• [Task item]
Within the material below, find each line bearing the word "name" and present it.

• [Source material]
========================================================================
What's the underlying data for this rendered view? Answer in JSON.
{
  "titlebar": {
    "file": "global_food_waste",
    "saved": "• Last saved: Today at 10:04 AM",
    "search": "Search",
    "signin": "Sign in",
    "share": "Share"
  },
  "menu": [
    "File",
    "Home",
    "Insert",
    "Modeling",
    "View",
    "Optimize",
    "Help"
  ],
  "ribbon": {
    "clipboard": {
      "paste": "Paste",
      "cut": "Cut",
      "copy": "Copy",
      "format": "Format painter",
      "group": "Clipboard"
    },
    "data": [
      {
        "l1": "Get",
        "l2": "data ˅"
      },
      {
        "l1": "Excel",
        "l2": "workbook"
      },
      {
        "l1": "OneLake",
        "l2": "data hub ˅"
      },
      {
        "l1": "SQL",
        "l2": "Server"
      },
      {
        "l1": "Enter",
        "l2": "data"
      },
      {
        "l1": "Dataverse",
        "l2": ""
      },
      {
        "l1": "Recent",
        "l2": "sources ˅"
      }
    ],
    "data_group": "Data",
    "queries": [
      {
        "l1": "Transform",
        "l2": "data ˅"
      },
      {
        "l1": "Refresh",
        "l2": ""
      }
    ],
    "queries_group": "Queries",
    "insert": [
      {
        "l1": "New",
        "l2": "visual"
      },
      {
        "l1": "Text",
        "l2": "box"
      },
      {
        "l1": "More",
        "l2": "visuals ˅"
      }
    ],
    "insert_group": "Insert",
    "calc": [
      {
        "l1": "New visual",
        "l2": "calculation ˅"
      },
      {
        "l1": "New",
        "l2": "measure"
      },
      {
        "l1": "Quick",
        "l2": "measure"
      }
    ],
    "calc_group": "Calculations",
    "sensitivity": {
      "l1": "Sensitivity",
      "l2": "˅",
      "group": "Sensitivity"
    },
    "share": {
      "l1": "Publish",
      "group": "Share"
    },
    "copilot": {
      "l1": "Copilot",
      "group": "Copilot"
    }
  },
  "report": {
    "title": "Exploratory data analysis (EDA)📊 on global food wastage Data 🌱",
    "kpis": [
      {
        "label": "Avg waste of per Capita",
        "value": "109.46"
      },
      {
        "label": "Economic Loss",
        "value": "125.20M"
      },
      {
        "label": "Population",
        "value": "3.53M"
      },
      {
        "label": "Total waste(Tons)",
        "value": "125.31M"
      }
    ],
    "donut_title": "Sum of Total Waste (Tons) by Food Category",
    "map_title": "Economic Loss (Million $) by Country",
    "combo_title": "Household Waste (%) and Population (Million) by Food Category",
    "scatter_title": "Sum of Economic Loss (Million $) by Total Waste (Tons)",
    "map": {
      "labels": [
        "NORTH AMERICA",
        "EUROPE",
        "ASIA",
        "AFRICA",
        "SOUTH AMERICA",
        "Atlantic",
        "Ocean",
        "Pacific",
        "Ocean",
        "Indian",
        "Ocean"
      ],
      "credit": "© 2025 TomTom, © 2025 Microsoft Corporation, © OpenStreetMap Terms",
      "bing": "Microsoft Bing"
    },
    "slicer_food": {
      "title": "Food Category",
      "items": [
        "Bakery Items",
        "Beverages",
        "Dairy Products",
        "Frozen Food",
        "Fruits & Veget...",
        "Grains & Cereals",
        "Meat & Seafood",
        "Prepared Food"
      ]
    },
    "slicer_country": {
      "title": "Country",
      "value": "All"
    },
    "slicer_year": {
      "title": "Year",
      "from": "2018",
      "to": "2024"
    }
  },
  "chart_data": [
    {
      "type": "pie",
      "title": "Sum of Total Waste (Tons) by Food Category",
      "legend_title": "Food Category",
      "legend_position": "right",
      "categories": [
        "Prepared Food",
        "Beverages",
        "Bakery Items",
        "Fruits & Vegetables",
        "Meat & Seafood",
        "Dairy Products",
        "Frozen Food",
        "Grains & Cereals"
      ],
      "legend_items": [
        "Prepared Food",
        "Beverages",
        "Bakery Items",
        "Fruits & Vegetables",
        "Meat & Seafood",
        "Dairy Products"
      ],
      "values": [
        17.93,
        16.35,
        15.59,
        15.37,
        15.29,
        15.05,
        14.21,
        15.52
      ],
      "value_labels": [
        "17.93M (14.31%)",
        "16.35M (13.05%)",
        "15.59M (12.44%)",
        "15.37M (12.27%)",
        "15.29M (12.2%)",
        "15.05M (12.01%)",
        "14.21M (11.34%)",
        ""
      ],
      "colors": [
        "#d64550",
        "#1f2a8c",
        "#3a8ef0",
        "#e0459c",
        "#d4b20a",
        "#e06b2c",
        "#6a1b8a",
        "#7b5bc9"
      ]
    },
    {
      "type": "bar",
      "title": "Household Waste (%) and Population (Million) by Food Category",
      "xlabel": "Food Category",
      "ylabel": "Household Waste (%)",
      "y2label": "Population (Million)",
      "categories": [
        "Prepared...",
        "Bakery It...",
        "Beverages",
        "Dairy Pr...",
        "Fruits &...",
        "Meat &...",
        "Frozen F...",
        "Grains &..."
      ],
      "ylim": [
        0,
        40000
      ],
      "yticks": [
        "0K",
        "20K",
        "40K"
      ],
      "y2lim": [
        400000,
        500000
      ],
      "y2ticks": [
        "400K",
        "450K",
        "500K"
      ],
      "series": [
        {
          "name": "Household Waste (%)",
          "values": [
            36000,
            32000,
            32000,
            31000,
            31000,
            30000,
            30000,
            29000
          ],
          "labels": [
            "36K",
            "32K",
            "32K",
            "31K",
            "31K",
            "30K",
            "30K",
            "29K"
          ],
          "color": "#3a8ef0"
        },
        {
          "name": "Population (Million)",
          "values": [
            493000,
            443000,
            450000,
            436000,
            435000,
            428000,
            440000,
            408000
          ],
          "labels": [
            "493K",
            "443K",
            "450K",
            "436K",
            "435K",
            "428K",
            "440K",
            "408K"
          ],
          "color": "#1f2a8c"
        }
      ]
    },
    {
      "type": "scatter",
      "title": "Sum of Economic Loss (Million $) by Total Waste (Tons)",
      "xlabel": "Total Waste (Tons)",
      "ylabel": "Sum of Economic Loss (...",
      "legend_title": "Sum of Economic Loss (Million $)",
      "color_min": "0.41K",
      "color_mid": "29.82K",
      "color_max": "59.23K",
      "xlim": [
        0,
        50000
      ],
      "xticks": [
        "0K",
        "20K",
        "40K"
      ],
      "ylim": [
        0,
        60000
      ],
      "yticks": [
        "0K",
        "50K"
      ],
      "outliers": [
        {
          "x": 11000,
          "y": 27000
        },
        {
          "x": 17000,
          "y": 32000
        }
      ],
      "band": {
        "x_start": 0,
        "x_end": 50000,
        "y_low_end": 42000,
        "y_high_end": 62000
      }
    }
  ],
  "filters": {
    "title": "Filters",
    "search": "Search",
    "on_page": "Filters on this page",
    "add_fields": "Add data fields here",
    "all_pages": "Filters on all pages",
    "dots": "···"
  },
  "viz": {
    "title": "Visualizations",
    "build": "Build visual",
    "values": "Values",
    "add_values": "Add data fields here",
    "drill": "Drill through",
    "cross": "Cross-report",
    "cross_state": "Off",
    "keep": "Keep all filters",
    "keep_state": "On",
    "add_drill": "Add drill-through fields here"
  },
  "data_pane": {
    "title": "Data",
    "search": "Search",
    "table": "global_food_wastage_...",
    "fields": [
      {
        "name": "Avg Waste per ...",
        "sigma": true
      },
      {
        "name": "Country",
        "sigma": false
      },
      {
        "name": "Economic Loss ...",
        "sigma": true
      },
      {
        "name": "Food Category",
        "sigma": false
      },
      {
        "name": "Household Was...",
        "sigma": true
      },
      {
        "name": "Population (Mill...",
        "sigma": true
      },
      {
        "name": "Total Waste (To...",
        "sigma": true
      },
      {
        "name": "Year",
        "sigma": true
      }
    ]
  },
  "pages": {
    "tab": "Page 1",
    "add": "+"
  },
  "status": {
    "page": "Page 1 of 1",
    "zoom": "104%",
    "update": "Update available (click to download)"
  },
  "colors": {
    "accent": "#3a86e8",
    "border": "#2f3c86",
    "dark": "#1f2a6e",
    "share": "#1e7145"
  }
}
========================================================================
• [Written solution]
          "name": "Household Waste (%)",
          "name": "Population (Million)",
        "name": "Avg Waste per ...",
        "name": "Country",
        "name": "Economic Loss ...",
        "name": "Food Category",
        "name": "Household Was...",
        "name": "Population (Mill...",
        "name": "Total Waste (To...",
        "name": "Year",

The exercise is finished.